With businesses closed and towns and cities emptied out, people are getting a glimpse of what animals that usually keep their distance do when they are left alone.
The Great Orme goats ventured out further than they normally would, Stuart, 31, says.
The goats live in Great Orme Country Park in Conwy. They were a gift from Queen Victoria, from the royal herd, but their descendants are wild animals that roam and forage in the large park.
“They like to come down when it gets a bit windy,” Stuart says. “When they get down to the bottom of the hills they don’t go much further because there is busy town life. They are known for coming down a bit and causing a bit of mayhem.”
But with the country under lockdown because of the coronavirus, the goats saw an opportunity to get a whiff of their neighbouring town and hopped right to it.
In a video Stuart recorded, the goats can be seen running down the middle of a street. “They were just racing through the town,” says Stuart, who called a non-emergency police line. “They are in town because it is so quiet, because hardly anyone is about.”
Residents in San Francisco have been under orders to practice social distancing, leaving their homes only to buy groceries, go to pharmacies and participate in other essential tasks. The streets have been left to the coyotes, which seem to be venturing further into the city because there are so few cars, according to Deb Campbell, a spokesperson for San Francisco Animal Care and Control.
“We have had a lot more reported sightings of them in the streets,” she says. “They are probably wondering where everyone went.”
Social distancing has not increased wild animals’ populations, but it does seem to have changed their behaviour in seeking new food sources, says Jim Fredericks, chief entomologist at the National Pest Management Association in the USA.
“What we are also seeing is that they are looking for food in places they had not before,” he says. “The part of the equation that is missing right now is people.”
“Animals are opportunistic and feed off trash,” says Claudia Riegel, executive director of the New Orleans Mosquito, Termite and Rodent Control Board. “The restaurants are producing a lot of trash, and right now, a lot of that is just gone.”
This moment of desperation for the rodents can become an opportunity for communities trying to control the pest population because rats are more likely to be lured by traps and baits, Fredericks says.
Riegel and her team are taking advantage of that.
“We are never going to have this chance again, when most of the restaurants and the buildings are temporarily closed,” she says.
New York City is known for its large population of already brazen rats, including the notorious Pizza Rat. There has not been a change in behaviour from pests in the city, according to Katy Hansen, spokesperson for the Animal Care Centres of NYC.

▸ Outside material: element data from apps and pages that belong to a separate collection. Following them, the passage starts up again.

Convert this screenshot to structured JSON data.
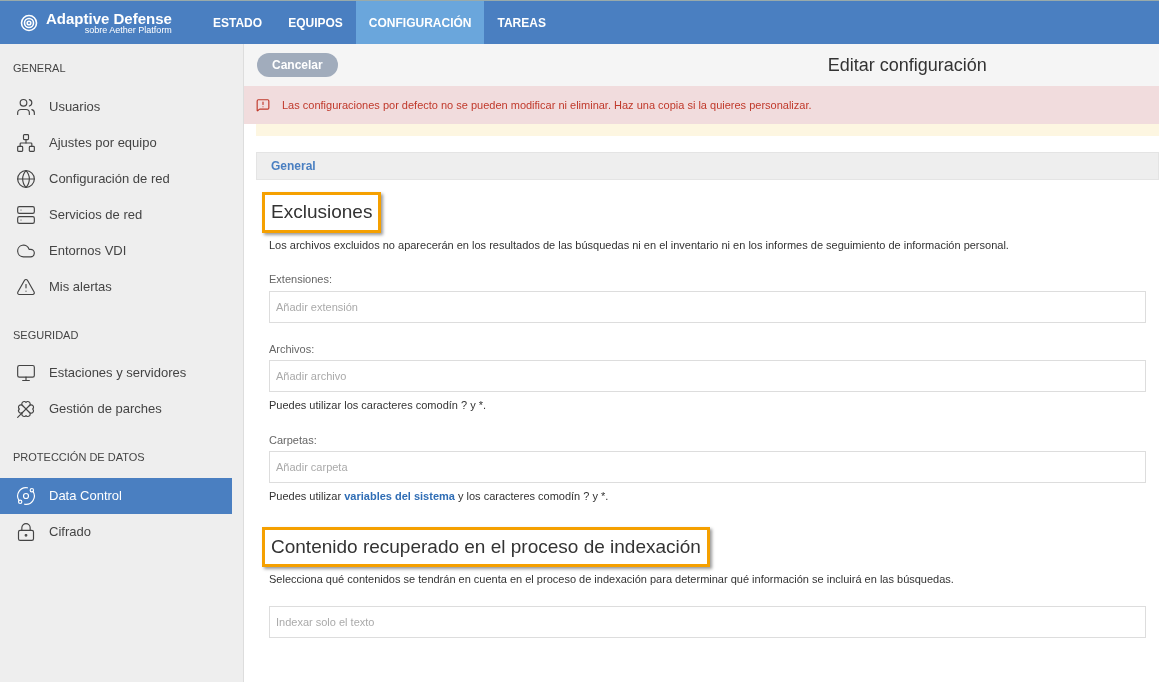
{
  "brand": {
    "title": "Adaptive Defense",
    "subtitle": "sobre Aether Platform"
  },
  "nav": [
    {
      "label": "ESTADO",
      "selected": false
    },
    {
      "label": "EQUIPOS",
      "selected": false
    },
    {
      "label": "CONFIGURACIÓN",
      "selected": true
    },
    {
      "label": "TAREAS",
      "selected": false
    }
  ],
  "sidebar": [
    {
      "title": "GENERAL",
      "items": [
        {
          "label": "Usuarios",
          "selected": false
        },
        {
          "label": "Ajustes por equipo",
          "selected": false
        },
        {
          "label": "Configuración de red",
          "selected": false
        },
        {
          "label": "Servicios de red",
          "selected": false
        },
        {
          "label": "Entornos VDI",
          "selected": false
        },
        {
          "label": "Mis alertas",
          "selected": false
        }
      ]
    },
    {
      "title": "SEGURIDAD",
      "items": [
        {
          "label": "Estaciones y servidores",
          "selected": false
        },
        {
          "label": "Gestión de parches",
          "selected": false
        }
      ]
    },
    {
      "title": "PROTECCIÓN DE DATOS",
      "items": [
        {
          "label": "Data Control",
          "selected": true
        },
        {
          "label": "Cifrado",
          "selected": false
        }
      ]
    }
  ],
  "toolbar": {
    "cancel_button": "Cancelar",
    "title": "Editar configuración"
  },
  "alert": "Las configuraciones por defecto no se pueden modificar ni eliminar. Haz una copia si la quieres personalizar.",
  "panel_title": "General",
  "sections": [
    {
      "heading": "Exclusiones",
      "highlighted": true,
      "description": "Los archivos excluidos no aparecerán en los resultados de las búsquedas ni en el inventario ni en los informes de seguimiento de información personal.",
      "fields": [
        {
          "label": "Extensiones:",
          "placeholder": "Añadir extensión"
        },
        {
          "label": "Archivos:",
          "placeholder": "Añadir archivo",
          "hint": {
            "before": "Puedes utilizar los caracteres comodín ? y *."
          }
        },
        {
          "label": "Carpetas:",
          "placeholder": "Añadir carpeta",
          "hint": {
            "before": "Puedes utilizar",
            "link": "variables del sistema",
            "after": "y los caracteres comodín ? y *."
          }
        }
      ]
    },
    {
      "heading": "Contenido recuperado en el proceso de indexación",
      "highlighted": true,
      "description": "Selecciona qué contenidos se tendrán en cuenta en el proceso de indexación para determinar qué información se incluirá en las búsquedas.",
      "fields": [
        {
          "placeholder": "Indexar solo el texto"
        }
      ]
    }
  ]
}
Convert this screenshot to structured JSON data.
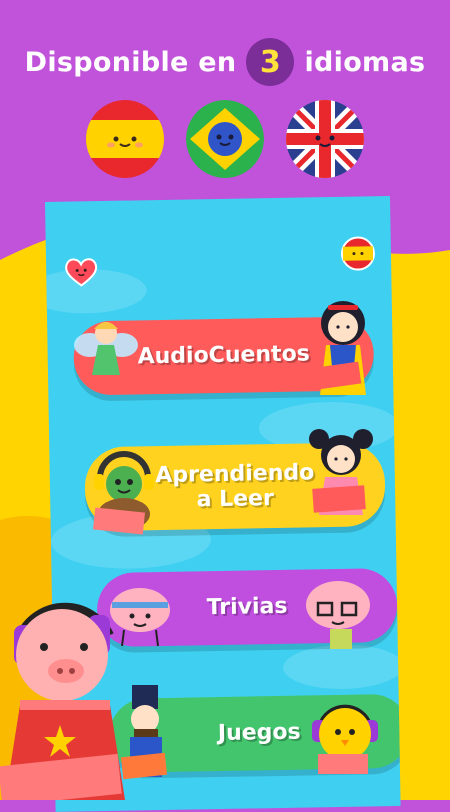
{
  "header": {
    "prefix": "Disponible en",
    "count": "3",
    "suffix": "idiomas"
  },
  "flags": [
    {
      "name": "spain-flag-icon"
    },
    {
      "name": "brazil-flag-icon"
    },
    {
      "name": "uk-flag-icon"
    }
  ],
  "menu": {
    "audio_cuentos": "AudioCuentos",
    "aprendiendo_line1": "Aprendiendo",
    "aprendiendo_line2": "a Leer",
    "trivias": "Trivias",
    "juegos": "Juegos"
  },
  "colors": {
    "purple": "#c153db",
    "yellow": "#ffd400",
    "sky": "#3fd0f1",
    "red_pill": "#ff5b5b",
    "yellow_pill": "#ffd21f",
    "purple_pill": "#c04fe0",
    "green_pill": "#43c56d"
  }
}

“People are not outside leaving food and trash around, so it’s not attracting them,” she says.
But there is a possibility that with the absence of people, and their rubbish, rats in New York become even more brazen in their search for food, as a gang of macaques did in Lopburi, Thailand, last month. The macaques are usually fed by tourists who visit the ancient city, but with an 85 per cent drop in tourism, the monkeys became more aggressive in their search for food.
Humans can easily forget that the cities and towns they call home and frequently visit are also home to wild animals, like the Great Orme goats.
“There is not much we can do,” Stuart says of getting the goats to go home. “There is no sort of truck that they can put them in to get them back up there.
“They go back of their free will or when they get bored.”
© New York Times